The Miami Heat are playing through Bam Adebayo in the post more than ever but with mixed results. Still, it's a trend in the right direction.
Before leaving Thursday night’s game with a hip injury, Adebayo was averaging 5.2 post-ups per game, according to NBA.com’s tracking data. That would surpass his previous career high of 3 post-ups per game.
There are a few reasons behind the increase in post-ups.
- Jimmy Butler got off to a slow start
- Adebayo got off to a hot start
- Coach Erik Spoelstra is staggering Butler and Adebayo more than last season
The first two reasons are self-explanatory. Butler, after not participating in a single preseason game, averaged 16.5 points on 35.7% shooting through his first four games. Meanwhile, Adebayo is putting together a career year on offense, averaging a career-high in points (22.3) and free throw attempts (7.0) while shooting 52.2% overall. It's only natural that the Heat would have played more through Adebayo.
But let's drill down into that third reason.
Last season, more than 55% of Adebayo’s minutes came alongside Butler. Spoelstra preferred to staple his two stars together because it was his only lineup that consistently outscored opponents (plus 5.2 points per 100 possessions).
The Heat last season were short on depth, so even lineups anchored by one star mostly lost their minutes. Lineups with Adebayo and without Butler were outscored by 1.5 points per 100 possessions, according to Cleaning the Glass. With Butler on the court without Adebayo, the Heat were outscored by 5.4 points per 100 possessions, according to CtG. The problem with this approach is that the Heat often gave up leads whenever Butler and Adebayo sat.
This season is different. Because the Heat’s supporting cast has improved, Spoelstra can build rotations with one of his stars on the court for most of the game.
Lineups with Butler and no Adebayo this season: Plus-10.7 points per 100 possessions.
Adebayo without Butler, but with Jaime Jaquez Jr. and Duncan Robinson: Plus-4.7 per 100 possessions.
Those one-star-based lineups have been as good or better than last season’s two-star-based lineups.
Since Nov. 9, when Tyler Herro’s right ankle sprain forced Spoelstra to revamp his rotation, Adebayo is playing 43.8% of his minutes alongside Butler.

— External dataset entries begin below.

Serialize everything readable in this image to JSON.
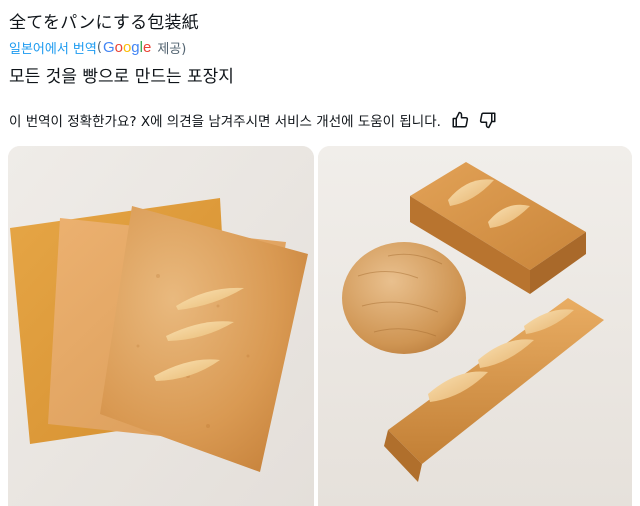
{
  "post": {
    "original_text": "全てをパンにする包装紙",
    "translated_from": "일본어에서 번역",
    "paren_open": "(",
    "google": "Google",
    "provided": "제공)",
    "translated_text": "모든 것을 빵으로 만드는 포장지"
  },
  "feedback": {
    "question": "이 번역이 정확한가요? X에 의견을 남겨주시면 서비스 개선에 도움이 됩니다.",
    "thumbs_up_icon": "thumbs-up-icon",
    "thumbs_down_icon": "thumbs-down-icon"
  },
  "colors": {
    "link": "#1d9bf0",
    "text": "#0f1419",
    "muted": "#536471"
  }
}
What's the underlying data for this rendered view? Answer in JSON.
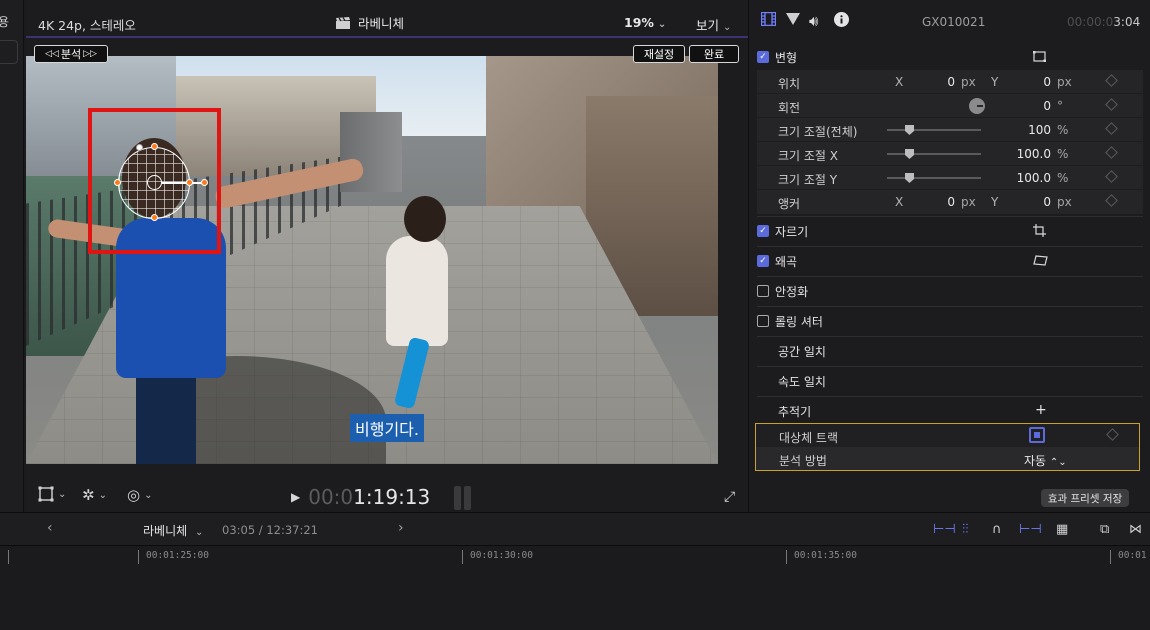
{
  "left_panel": {
    "partial_label": "용"
  },
  "viewer": {
    "format_label": "4K 24p, 스테레오",
    "clip_name": "라베니체",
    "zoom": "19%",
    "view_menu": "보기",
    "overlay": {
      "analyze_label": "분석",
      "reset_label": "재설정",
      "done_label": "완료",
      "caption": "비행기다."
    },
    "timecode": {
      "dim": "00:0",
      "bright": "1:19:13"
    }
  },
  "inspector": {
    "clip_name": "GX010021",
    "duration_dim": "00:00:0",
    "duration_bright": "3:04",
    "transform": {
      "label": "변형",
      "enabled": true,
      "params": [
        {
          "name": "위치",
          "x_label": "X",
          "x_value": "0",
          "x_unit": "px",
          "y_label": "Y",
          "y_value": "0",
          "y_unit": "px"
        },
        {
          "name": "회전",
          "value": "0",
          "unit": "°"
        },
        {
          "name": "크기 조절(전체)",
          "value": "100",
          "unit": "%"
        },
        {
          "name": "크기 조절 X",
          "value": "100.0",
          "unit": "%"
        },
        {
          "name": "크기 조절 Y",
          "value": "100.0",
          "unit": "%"
        },
        {
          "name": "앵커",
          "x_label": "X",
          "x_value": "0",
          "x_unit": "px",
          "y_label": "Y",
          "y_value": "0",
          "y_unit": "px"
        }
      ]
    },
    "crop": {
      "label": "자르기",
      "enabled": true
    },
    "distort": {
      "label": "왜곡",
      "enabled": true
    },
    "stabilization": {
      "label": "안정화",
      "enabled": false
    },
    "rolling_shutter": {
      "label": "롤링 셔터",
      "enabled": false
    },
    "spatial_conform": {
      "label": "공간 일치"
    },
    "rate_conform": {
      "label": "속도 일치"
    },
    "tracker": {
      "label": "추적기",
      "add_symbol": "+",
      "object_track_label": "대상체 트랙",
      "analysis_method_label": "분석 방법",
      "analysis_method_value": "자동"
    },
    "save_preset_label": "효과 프리셋 저장"
  },
  "timeline": {
    "project_name": "라베니체",
    "position": "03:05 / 12:37:21",
    "ruler_ticks": [
      "00:01:25:00",
      "00:01:30:00",
      "00:01:35:00",
      "00:01"
    ]
  },
  "colors": {
    "accent": "#5b6bdc",
    "tracker_box": "#e11414",
    "highlight_border": "#c9a227",
    "caption_bg": "#1d5faf"
  }
}
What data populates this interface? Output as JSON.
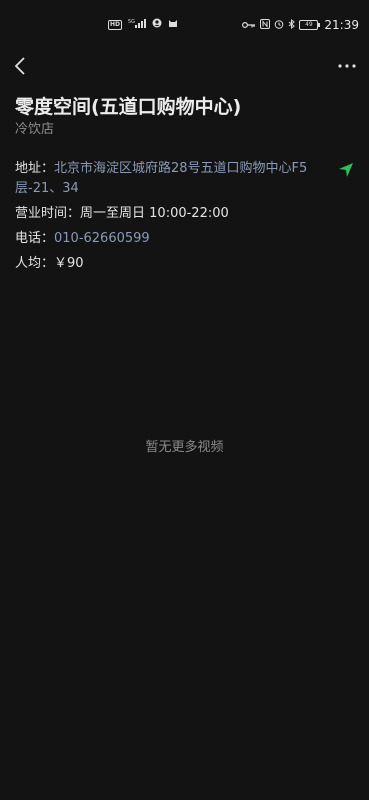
{
  "status_bar": {
    "hd": "HD",
    "net": "5G",
    "time": "21:39",
    "battery": "49"
  },
  "shop": {
    "title": "零度空间(五道口购物中心)",
    "category": "冷饮店"
  },
  "info": {
    "address_label": "地址：",
    "address": "北京市海淀区城府路28号五道口购物中心F5层-21、34",
    "hours_label": "营业时间：",
    "hours": "周一至周日 10:00-22:00",
    "phone_label": "电话：",
    "phone": "010-62660599",
    "avg_label": "人均：",
    "avg": "￥90"
  },
  "empty_message": "暂无更多视频",
  "colors": {
    "background": "#131313",
    "link": "#8a9ab6",
    "nav_arrow": "#2fbf5a"
  }
}
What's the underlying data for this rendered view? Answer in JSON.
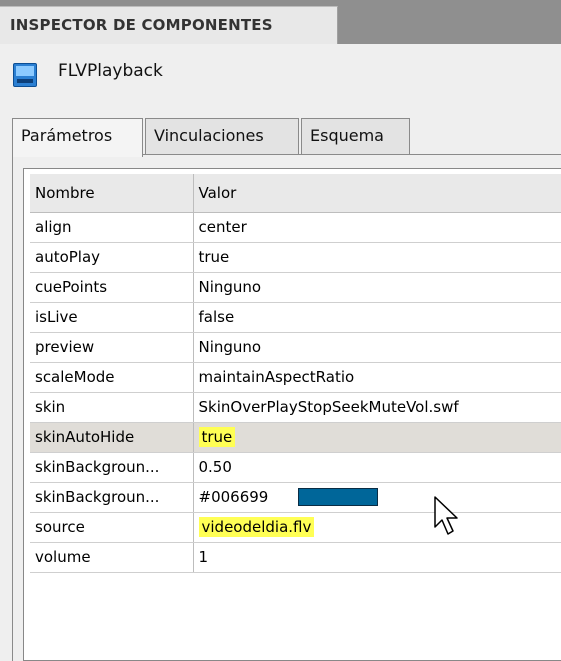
{
  "panel": {
    "title": "INSPECTOR DE COMPONENTES",
    "component": {
      "icon": "flv-playback-icon",
      "name": "FLVPlayback"
    }
  },
  "tabs": [
    {
      "label": "Parámetros",
      "active": true
    },
    {
      "label": "Vinculaciones",
      "active": false
    },
    {
      "label": "Esquema",
      "active": false
    }
  ],
  "params": {
    "columns": [
      "Nombre",
      "Valor"
    ],
    "rows": [
      {
        "name": "align",
        "value": "center"
      },
      {
        "name": "autoPlay",
        "value": "true"
      },
      {
        "name": "cuePoints",
        "value": "Ninguno"
      },
      {
        "name": "isLive",
        "value": "false"
      },
      {
        "name": "preview",
        "value": "Ninguno"
      },
      {
        "name": "scaleMode",
        "value": "maintainAspectRatio"
      },
      {
        "name": "skin",
        "value": "SkinOverPlayStopSeekMuteVol.swf"
      },
      {
        "name": "skinAutoHide",
        "value": "true",
        "highlighted": true
      },
      {
        "name": "skinBackgroun...",
        "value": "0.50"
      },
      {
        "name": "skinBackgroun...",
        "value": "#006699",
        "swatch_color": "#006699"
      },
      {
        "name": "source",
        "value": "videodeldia.flv",
        "highlighted": true
      },
      {
        "name": "volume",
        "value": "1"
      }
    ]
  },
  "colors": {
    "highlight": "#ffff55",
    "selected_row": "#e0ddd8",
    "swatch": "#006699"
  },
  "cursor": {
    "icon": "mouse-pointer-icon"
  }
}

The Heat are a post-up team. Most of their actions are triggered from the block, whether it’s split cuts, shooters coming around screens or passes to the opposite corner. Butler and Adebayo are the hubs.
As well as they play together, Butler and Adebayo are not floor-spacers. When they share the court, the paint can get crowded when either one sets up shop in the post.
Take one off the court and replace him with a shooter like Caleb Martin or Josh Richardson, and Miami’s stars have more room to work.
Most of Adebayo’s minutes now are tied to Robinson. Big man and shooter have had two-man game chemistry since 2019, and it’s only gotten better as Robinson has developed his own off-the-bounce and passing skills.
Butler’s minutes are mostly tied to Lowry. They have developed a small-small pick-and-roll that has been a staple of Miami’s offense this season.
This is a positive development for the Heat. Adebayo and Butler play well together already, so finding other workable lineup combinations only gives Spoelstra more options.
The next step is Adebayo becoming more efficient with more opportunities. Though Adebayo is averaging the third-most post-ups in the league, the Heat are scoring only 0.93 points per 100 of such possessions.
(The league leaders, Denver's Nikola Jokic and Philadelphia's Joel Embiid, are creating 1.12 and 1.06 points per 100 possessions for their teams, respectively. Butler hasn’t been much better, creating 0.85 points per 100 post-up possessions.)
While Adebayo posting up isn’t new, it is new to this degree and with these teammates. Getting Herro back should help Miami’s efficiency. He’s a knock-down shooter who thrives as a second-side option in these sets.
But it will also take Adebayo becoming a better decision-maker and a more willing passer when crowded. That will come with more time and practice, which is what the regular season is for.